Look at each line of the listing. Copy those that hold the string "true".

(Data supplied)
==*==
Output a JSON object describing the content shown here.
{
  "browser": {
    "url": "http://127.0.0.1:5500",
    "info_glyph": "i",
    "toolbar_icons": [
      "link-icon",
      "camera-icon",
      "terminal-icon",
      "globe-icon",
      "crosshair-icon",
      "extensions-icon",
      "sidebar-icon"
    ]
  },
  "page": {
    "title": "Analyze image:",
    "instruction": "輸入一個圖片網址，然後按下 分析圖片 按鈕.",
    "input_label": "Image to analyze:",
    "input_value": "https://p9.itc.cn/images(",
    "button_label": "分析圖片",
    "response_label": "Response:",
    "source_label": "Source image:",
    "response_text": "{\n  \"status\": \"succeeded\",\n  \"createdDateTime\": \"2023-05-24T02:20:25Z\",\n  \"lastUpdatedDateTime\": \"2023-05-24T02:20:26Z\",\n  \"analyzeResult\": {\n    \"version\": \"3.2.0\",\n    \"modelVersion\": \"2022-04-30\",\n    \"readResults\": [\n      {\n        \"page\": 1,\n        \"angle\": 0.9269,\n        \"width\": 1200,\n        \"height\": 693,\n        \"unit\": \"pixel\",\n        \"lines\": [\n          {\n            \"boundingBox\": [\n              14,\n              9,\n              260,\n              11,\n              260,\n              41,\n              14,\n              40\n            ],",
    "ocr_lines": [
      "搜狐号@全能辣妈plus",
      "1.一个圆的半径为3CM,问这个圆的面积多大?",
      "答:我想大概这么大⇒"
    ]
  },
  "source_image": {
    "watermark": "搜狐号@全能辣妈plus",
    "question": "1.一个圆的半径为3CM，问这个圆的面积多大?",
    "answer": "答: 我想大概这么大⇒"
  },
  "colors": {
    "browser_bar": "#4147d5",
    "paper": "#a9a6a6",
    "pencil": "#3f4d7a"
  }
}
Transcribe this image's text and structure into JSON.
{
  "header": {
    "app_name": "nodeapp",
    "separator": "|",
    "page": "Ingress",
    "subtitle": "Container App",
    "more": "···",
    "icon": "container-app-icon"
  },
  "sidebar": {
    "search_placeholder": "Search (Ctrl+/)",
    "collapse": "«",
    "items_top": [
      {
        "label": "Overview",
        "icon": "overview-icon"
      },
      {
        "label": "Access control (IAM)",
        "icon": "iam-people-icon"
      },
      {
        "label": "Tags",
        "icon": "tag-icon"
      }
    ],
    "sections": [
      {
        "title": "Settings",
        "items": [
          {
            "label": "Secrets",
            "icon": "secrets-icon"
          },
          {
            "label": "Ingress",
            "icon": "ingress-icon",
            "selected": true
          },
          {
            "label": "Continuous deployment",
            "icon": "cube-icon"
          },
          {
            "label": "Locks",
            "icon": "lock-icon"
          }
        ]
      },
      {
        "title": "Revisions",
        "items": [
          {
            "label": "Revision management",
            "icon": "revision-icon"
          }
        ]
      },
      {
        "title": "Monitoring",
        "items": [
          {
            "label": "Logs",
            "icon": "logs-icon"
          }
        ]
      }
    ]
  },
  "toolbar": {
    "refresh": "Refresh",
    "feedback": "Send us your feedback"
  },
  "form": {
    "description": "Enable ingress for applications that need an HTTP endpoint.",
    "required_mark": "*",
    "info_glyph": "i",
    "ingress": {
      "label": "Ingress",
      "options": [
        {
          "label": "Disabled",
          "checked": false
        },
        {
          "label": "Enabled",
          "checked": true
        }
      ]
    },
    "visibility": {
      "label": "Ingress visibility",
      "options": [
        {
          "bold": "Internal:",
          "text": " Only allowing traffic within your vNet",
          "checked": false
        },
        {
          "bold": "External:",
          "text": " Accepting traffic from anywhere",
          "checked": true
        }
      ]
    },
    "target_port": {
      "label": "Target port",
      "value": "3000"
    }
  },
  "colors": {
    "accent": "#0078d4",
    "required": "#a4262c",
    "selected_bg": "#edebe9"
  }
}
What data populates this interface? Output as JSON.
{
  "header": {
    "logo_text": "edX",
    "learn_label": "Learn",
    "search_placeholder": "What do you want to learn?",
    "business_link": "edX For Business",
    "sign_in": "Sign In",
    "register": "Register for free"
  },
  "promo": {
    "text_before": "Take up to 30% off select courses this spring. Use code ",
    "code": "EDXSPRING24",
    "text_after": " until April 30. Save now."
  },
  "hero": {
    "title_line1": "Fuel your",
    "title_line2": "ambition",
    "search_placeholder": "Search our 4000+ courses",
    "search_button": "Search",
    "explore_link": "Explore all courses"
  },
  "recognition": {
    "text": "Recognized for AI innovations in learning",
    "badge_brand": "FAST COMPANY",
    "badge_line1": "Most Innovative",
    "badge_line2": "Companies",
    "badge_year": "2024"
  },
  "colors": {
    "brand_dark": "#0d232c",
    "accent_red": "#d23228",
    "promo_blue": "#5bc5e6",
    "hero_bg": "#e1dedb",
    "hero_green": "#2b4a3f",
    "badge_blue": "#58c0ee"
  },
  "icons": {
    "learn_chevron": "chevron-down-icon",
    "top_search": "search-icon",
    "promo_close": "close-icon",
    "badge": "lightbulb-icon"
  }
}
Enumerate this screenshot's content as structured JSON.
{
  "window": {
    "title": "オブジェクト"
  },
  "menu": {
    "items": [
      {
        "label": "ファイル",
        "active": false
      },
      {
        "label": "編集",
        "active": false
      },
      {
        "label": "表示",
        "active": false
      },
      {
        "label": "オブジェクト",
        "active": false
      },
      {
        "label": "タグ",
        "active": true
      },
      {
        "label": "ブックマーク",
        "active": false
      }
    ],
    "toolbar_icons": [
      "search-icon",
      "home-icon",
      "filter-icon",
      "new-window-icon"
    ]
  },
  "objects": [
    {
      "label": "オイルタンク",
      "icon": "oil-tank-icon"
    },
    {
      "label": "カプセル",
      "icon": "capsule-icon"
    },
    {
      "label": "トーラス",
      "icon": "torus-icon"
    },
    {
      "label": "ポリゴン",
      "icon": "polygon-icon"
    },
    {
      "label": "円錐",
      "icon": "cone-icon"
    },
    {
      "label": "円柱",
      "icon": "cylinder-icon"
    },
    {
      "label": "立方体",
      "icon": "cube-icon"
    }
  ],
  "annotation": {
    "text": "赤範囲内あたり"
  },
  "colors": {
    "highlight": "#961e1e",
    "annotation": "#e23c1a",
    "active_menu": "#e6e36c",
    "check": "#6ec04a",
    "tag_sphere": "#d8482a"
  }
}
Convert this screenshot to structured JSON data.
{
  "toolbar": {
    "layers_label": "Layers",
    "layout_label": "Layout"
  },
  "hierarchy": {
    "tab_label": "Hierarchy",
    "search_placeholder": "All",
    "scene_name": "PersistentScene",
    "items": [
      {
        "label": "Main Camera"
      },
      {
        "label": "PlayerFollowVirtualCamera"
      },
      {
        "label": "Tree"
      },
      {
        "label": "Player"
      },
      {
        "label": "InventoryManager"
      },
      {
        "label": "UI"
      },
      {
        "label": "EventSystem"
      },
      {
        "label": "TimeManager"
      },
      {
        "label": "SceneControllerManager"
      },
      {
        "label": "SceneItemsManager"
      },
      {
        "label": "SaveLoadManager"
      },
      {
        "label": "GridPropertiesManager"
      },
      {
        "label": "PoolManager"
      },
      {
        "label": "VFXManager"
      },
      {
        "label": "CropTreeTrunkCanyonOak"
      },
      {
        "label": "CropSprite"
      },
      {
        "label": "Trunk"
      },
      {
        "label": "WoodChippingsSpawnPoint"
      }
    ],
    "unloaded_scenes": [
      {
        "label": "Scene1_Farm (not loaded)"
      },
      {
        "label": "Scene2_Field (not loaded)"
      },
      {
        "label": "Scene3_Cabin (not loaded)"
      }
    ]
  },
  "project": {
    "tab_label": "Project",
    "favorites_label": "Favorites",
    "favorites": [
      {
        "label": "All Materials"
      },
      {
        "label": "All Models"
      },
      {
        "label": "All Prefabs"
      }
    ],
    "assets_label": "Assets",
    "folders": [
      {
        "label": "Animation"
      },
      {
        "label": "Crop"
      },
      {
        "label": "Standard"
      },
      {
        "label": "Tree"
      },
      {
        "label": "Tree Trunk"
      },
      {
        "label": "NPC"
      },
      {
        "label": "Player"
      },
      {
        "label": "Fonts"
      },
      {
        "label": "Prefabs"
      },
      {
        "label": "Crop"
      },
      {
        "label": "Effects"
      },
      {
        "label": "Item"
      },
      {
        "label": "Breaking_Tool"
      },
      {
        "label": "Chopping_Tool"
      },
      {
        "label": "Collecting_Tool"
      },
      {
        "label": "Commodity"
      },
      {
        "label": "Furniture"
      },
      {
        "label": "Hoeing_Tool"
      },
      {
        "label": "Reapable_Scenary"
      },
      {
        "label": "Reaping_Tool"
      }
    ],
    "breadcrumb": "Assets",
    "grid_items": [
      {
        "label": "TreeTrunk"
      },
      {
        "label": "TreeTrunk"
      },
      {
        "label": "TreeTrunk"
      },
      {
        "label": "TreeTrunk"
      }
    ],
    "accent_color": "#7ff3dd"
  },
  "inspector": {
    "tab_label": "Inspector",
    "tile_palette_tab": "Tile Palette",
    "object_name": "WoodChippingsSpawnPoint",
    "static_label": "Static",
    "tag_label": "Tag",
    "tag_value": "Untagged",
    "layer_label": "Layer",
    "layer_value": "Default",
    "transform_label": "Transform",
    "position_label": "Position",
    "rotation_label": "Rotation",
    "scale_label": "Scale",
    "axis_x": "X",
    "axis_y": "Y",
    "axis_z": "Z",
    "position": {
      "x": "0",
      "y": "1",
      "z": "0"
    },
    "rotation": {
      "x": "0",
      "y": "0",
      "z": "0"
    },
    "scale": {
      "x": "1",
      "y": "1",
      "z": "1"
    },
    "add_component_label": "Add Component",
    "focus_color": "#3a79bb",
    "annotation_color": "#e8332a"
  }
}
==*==
(Solution to this exercise)
            "selected": true
          "checked": true
          "checked": true
        "active": true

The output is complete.